multimediaGuide 'My Artsakh': How a group of Canadian-Armenian vocalists created an unforgettable mash-up Chances are you’ve all heard the songs—classics and more recent ballads (six in all) dedicated to Artsakh, its history, its natural beauty, its people, and its heroes... But you’ve probably never heard them as a part of a mash-up! Read all about “My Artsakh” in this h-pem exclusive!
submission Photography | Artsakh through Souren Papazian's (iPhone) lens In the summer of 2016, Souren Papazian, a then-recent grad from Columbia University’s Computer Science program, was placed in Artsakh for three weeks as a part of his community work as a Luys Foundation scholar. “I found the people of Artsakh to be very different from folks in the rest of Armenia—different even from spyurkahais [Diasporan Armenians]. Just a different mindset and philosophy: reserved but kind, they don’t talk much, very into nature,” he explains. Souren’s submission to h-pem is a series of 17 photographs taken on his iPhone during those three weeks in Artsakh—a collection of the faces and places that spoke to him most.
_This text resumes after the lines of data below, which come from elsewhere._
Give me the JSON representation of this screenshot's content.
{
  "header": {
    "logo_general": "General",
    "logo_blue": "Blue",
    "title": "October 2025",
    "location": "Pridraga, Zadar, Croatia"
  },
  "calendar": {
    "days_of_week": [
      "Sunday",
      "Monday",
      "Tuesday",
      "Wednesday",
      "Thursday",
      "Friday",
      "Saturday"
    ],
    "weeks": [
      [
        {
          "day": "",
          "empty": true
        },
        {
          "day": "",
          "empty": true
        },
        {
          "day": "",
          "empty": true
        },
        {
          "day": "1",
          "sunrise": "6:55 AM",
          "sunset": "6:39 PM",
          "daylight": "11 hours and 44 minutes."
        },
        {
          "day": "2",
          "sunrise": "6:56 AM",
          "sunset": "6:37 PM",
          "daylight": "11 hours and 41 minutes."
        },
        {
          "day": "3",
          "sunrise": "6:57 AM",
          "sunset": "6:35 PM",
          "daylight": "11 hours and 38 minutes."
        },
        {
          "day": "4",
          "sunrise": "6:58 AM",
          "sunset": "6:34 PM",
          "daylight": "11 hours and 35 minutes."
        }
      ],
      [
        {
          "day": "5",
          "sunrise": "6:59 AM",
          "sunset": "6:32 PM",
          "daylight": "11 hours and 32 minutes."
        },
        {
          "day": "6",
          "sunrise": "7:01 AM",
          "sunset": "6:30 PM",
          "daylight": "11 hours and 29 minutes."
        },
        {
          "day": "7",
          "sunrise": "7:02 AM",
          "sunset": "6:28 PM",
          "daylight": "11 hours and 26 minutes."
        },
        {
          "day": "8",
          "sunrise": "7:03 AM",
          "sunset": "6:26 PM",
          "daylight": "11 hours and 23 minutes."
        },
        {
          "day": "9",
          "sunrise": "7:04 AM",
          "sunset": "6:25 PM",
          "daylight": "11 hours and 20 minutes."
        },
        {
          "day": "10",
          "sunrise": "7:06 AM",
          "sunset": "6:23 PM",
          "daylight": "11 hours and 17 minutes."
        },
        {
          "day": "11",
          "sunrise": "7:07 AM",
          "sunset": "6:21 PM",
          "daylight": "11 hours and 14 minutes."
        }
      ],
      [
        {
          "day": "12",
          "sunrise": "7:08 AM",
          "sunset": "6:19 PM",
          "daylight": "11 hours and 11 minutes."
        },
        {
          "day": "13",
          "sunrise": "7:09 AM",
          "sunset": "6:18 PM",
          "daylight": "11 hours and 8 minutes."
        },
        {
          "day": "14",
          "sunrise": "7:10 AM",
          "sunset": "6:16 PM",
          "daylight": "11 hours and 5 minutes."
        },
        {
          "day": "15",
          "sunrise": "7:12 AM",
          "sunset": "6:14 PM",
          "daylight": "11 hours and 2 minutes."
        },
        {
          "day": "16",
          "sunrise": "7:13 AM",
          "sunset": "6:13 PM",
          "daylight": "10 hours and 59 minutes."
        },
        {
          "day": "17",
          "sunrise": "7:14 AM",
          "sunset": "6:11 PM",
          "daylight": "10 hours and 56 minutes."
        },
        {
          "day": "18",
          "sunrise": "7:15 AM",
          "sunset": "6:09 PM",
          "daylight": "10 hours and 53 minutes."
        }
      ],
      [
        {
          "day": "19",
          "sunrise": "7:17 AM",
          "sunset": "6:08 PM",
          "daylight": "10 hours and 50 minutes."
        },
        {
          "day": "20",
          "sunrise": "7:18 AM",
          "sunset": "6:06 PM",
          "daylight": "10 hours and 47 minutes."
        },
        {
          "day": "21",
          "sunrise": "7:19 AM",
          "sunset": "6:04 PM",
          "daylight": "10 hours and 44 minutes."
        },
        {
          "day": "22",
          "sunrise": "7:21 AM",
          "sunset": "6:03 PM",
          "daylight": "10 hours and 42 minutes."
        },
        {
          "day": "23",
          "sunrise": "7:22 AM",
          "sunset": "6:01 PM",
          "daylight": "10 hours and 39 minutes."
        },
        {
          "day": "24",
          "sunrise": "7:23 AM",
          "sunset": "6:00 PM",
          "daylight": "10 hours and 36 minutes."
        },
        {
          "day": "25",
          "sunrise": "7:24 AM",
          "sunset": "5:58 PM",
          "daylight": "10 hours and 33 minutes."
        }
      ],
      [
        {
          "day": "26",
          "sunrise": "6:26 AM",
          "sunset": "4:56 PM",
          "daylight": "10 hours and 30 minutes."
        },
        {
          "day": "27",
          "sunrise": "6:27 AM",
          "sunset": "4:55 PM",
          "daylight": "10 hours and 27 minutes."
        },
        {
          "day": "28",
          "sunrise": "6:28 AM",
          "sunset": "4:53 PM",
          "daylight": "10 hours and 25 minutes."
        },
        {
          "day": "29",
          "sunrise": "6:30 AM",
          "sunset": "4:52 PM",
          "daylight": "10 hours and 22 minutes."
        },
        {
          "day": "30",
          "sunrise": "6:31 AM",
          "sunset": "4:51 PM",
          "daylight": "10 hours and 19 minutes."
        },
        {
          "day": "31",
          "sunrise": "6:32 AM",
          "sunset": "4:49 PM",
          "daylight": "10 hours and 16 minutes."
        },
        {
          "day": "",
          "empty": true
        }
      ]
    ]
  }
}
feature Rebirth Armenia: This is our 'vrezh' In remembering, learning about, and visiting our ancient homeland of Western Armenia, Armenians are often struck with grief and a desire for revenge. Two diasporans from the U.S. began the quest for this revenge with a project, raising awareness of pressing issues and areas under threat in Armenia. They soon found themselves joining forces in a strong non-violent resistance movement, and have been traveling the regions of Tavush and Artsakh for three years, telling stories of strength and determination.